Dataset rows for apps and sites
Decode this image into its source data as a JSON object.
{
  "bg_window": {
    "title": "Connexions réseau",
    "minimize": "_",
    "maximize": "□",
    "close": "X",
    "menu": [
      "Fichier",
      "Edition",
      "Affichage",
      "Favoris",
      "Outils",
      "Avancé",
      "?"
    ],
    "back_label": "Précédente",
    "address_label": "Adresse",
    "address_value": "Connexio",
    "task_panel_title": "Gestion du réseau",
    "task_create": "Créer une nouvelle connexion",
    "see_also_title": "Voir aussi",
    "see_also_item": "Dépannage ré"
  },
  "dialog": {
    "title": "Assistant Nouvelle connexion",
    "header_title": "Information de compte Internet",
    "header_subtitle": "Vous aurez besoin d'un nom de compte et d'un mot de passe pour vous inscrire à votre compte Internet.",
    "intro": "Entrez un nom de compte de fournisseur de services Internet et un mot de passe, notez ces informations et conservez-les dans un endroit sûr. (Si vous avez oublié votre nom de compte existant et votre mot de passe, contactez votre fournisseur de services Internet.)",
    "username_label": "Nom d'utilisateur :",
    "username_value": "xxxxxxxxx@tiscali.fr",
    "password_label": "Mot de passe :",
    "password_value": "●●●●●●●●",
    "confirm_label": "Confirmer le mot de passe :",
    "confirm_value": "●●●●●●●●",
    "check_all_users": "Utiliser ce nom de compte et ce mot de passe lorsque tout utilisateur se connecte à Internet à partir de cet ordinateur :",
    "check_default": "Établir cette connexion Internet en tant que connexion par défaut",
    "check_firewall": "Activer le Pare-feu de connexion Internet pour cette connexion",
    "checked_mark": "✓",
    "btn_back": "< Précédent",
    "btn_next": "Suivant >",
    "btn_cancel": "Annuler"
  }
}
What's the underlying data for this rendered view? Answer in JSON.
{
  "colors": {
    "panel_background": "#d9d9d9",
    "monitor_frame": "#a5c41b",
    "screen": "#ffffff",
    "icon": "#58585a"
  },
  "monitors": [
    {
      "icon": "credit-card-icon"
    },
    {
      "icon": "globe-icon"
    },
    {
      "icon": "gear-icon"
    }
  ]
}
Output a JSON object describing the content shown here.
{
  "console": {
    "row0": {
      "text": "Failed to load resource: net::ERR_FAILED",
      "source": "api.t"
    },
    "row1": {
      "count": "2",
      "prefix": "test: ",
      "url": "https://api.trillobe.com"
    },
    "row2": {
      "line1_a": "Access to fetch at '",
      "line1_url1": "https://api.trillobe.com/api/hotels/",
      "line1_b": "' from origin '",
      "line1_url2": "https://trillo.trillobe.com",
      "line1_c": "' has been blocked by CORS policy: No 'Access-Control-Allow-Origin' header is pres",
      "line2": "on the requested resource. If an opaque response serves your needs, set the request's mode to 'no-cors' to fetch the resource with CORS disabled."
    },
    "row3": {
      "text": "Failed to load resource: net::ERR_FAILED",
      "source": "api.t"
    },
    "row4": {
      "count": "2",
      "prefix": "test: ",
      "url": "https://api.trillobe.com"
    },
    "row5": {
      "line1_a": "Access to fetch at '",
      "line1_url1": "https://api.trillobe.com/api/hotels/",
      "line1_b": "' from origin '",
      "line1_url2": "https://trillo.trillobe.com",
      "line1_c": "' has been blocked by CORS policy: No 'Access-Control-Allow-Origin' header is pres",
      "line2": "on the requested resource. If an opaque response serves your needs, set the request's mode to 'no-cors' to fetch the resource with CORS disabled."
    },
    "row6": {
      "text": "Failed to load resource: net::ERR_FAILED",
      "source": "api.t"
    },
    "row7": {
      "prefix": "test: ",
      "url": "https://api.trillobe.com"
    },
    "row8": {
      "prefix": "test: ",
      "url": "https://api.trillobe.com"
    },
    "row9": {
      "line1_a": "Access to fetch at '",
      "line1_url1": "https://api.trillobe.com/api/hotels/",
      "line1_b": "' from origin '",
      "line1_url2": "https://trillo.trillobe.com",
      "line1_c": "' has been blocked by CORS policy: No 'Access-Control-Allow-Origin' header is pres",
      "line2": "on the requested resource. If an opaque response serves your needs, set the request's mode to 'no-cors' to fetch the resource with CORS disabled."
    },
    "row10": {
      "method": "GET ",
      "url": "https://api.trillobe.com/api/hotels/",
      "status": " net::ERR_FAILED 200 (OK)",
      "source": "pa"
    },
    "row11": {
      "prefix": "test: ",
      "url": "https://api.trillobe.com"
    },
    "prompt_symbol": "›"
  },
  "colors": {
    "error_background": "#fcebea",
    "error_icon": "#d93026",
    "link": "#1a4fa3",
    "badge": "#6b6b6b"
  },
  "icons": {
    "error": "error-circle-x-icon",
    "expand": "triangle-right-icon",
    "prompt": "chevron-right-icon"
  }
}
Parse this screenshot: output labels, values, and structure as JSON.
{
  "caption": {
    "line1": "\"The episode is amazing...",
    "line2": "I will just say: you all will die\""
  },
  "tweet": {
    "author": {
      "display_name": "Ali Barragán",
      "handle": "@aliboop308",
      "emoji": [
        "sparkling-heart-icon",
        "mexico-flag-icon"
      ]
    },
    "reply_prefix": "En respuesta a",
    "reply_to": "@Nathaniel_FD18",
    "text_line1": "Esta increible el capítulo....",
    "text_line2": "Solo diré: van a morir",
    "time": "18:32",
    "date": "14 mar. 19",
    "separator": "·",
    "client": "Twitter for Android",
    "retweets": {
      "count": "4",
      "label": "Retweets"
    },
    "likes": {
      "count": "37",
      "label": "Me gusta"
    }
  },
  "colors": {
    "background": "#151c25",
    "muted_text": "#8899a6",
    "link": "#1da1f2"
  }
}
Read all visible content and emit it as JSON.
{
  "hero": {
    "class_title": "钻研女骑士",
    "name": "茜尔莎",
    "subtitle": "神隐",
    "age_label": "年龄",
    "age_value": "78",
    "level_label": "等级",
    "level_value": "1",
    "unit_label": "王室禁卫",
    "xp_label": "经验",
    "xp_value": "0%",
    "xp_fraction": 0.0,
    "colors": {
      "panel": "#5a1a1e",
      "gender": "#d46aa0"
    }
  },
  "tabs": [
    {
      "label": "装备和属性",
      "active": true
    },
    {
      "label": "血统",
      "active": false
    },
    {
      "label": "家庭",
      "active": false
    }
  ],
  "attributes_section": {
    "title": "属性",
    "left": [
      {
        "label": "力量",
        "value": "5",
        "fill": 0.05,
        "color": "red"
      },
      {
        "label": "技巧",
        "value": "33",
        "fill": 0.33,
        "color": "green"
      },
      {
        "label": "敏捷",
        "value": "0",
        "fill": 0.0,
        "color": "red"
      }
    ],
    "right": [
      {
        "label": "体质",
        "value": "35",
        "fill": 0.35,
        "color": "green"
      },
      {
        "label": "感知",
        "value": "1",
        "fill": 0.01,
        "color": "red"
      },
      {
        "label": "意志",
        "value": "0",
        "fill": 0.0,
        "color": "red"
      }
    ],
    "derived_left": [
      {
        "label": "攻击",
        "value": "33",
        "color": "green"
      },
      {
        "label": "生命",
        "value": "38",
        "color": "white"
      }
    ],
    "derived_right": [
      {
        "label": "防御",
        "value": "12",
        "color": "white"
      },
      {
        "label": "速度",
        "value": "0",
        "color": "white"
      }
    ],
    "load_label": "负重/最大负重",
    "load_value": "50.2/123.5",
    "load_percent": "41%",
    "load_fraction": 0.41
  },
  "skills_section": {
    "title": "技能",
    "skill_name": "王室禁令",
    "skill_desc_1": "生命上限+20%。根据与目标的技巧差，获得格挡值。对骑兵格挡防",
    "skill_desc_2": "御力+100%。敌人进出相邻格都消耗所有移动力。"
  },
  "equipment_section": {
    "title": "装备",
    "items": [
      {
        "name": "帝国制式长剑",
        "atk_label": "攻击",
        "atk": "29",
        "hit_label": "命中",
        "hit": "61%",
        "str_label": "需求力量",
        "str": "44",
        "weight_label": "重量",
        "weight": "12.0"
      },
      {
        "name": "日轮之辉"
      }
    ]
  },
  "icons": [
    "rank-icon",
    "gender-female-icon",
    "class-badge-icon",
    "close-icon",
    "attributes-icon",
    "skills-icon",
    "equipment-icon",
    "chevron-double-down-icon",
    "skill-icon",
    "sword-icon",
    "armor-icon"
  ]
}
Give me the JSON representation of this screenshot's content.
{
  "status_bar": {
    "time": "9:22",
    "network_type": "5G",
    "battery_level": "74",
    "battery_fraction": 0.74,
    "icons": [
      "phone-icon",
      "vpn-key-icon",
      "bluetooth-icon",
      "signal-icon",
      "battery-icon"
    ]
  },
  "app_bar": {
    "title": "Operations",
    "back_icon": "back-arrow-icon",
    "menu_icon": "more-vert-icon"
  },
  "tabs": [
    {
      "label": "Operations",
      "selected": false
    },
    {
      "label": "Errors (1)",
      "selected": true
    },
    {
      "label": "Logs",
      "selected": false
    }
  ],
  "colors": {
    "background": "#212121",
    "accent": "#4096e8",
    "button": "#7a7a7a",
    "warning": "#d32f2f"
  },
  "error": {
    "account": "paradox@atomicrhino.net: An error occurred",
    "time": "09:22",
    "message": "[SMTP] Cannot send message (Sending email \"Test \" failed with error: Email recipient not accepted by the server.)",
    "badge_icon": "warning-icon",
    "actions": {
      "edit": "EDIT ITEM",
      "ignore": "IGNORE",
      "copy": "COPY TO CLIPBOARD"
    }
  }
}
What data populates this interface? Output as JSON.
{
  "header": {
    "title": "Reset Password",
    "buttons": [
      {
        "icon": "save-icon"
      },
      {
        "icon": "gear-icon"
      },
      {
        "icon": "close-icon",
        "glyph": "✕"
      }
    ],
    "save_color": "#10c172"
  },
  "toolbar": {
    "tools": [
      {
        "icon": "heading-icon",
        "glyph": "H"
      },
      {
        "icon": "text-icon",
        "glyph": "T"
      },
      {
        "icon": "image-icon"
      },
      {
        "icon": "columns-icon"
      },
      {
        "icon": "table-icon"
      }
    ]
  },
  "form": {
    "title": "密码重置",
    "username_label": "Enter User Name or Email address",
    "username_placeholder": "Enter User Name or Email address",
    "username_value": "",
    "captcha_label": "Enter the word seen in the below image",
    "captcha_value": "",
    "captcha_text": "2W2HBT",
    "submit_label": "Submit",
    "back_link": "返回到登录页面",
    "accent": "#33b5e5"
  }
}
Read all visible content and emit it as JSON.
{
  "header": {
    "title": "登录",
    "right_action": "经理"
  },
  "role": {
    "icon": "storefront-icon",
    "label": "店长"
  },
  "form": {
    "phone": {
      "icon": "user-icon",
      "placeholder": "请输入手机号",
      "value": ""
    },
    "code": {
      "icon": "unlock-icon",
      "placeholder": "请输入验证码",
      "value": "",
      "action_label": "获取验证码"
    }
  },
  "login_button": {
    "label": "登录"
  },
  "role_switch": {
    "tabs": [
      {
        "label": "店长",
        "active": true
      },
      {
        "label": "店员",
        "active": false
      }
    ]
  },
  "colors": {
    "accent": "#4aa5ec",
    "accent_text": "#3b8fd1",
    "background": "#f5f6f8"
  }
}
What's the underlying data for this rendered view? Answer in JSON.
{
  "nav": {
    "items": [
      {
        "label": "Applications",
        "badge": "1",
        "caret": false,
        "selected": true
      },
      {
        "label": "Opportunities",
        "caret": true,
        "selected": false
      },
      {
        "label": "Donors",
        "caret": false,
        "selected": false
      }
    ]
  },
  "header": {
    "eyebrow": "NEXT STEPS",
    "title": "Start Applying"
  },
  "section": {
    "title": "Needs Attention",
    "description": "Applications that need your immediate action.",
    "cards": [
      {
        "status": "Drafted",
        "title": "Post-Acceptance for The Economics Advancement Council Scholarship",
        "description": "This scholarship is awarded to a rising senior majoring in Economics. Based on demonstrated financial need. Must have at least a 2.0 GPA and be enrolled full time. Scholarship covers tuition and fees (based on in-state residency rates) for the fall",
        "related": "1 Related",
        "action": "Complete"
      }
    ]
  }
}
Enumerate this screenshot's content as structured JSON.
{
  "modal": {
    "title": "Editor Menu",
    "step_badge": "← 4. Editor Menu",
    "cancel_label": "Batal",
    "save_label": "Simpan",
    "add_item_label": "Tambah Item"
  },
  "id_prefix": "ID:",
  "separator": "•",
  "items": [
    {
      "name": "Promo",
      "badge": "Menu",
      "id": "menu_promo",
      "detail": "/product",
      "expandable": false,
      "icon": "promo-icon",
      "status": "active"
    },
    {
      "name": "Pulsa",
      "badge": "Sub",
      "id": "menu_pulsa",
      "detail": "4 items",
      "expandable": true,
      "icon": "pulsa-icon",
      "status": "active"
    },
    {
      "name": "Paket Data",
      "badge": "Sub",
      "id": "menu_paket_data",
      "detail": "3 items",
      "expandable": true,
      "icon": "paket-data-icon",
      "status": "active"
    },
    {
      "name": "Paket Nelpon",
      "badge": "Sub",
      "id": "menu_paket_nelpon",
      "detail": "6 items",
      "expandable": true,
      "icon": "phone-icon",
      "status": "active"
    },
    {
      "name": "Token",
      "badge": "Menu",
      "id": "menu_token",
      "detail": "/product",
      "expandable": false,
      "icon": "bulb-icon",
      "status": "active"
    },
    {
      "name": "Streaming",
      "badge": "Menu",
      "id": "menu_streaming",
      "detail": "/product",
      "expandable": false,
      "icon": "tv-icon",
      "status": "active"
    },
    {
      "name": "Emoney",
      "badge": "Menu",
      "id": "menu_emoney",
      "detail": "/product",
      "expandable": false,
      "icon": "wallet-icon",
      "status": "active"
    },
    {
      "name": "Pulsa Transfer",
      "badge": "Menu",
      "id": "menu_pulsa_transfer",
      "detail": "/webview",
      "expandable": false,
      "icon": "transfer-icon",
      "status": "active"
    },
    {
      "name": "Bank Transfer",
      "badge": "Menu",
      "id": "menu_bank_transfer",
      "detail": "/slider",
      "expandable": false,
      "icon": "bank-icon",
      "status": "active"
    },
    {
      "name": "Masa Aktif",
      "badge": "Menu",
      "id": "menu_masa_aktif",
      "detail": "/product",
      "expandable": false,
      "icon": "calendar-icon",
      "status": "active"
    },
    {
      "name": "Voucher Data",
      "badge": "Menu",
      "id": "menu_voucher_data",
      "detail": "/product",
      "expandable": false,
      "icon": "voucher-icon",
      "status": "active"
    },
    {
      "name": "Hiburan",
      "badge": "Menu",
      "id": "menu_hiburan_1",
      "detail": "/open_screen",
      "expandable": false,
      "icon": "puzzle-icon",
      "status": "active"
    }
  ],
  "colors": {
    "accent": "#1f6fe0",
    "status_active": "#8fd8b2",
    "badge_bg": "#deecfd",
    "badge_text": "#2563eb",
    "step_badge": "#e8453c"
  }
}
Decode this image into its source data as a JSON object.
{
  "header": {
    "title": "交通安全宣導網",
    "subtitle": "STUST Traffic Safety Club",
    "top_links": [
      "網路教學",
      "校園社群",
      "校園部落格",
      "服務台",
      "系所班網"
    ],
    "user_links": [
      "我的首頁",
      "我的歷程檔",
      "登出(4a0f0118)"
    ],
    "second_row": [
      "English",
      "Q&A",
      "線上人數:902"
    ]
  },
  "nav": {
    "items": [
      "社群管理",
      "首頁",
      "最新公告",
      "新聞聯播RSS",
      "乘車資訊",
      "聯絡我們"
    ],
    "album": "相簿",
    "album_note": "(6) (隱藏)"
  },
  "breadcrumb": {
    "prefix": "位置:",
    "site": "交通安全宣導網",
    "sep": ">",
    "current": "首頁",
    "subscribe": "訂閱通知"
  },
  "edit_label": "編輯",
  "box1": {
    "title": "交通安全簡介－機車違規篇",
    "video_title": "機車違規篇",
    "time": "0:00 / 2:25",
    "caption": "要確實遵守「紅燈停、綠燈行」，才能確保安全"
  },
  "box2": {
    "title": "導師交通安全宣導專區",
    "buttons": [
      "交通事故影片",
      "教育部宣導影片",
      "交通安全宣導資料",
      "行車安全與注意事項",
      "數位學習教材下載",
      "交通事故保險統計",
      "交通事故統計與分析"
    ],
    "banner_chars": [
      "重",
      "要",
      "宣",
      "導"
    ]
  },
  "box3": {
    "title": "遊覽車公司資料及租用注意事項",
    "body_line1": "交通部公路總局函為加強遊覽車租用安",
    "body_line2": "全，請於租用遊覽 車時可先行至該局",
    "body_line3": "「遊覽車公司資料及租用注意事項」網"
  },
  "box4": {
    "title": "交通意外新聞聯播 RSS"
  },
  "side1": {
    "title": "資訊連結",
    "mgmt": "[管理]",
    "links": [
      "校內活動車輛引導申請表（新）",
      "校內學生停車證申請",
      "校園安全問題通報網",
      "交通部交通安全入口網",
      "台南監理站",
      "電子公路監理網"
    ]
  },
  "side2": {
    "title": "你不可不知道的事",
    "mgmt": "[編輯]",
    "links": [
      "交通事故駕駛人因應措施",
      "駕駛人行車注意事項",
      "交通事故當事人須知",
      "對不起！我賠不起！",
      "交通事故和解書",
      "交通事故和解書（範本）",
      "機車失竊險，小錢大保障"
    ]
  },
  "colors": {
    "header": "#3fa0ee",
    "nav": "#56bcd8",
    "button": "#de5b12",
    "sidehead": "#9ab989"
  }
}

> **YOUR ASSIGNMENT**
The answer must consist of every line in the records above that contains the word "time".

> **RESULT**
    "time": "18:32",
    "time": "9:22",
    "time": "09:22",
        "description": "This scholarship is awarded to a rising senior majoring in Economics. Based on demonstrated financial need. Must have at least a 2.0 GPA and be enrolled full time. Scholarship covers tuition and fees (based on in-state residency rates) for the fall",
    "time": "0:00 / 2:25",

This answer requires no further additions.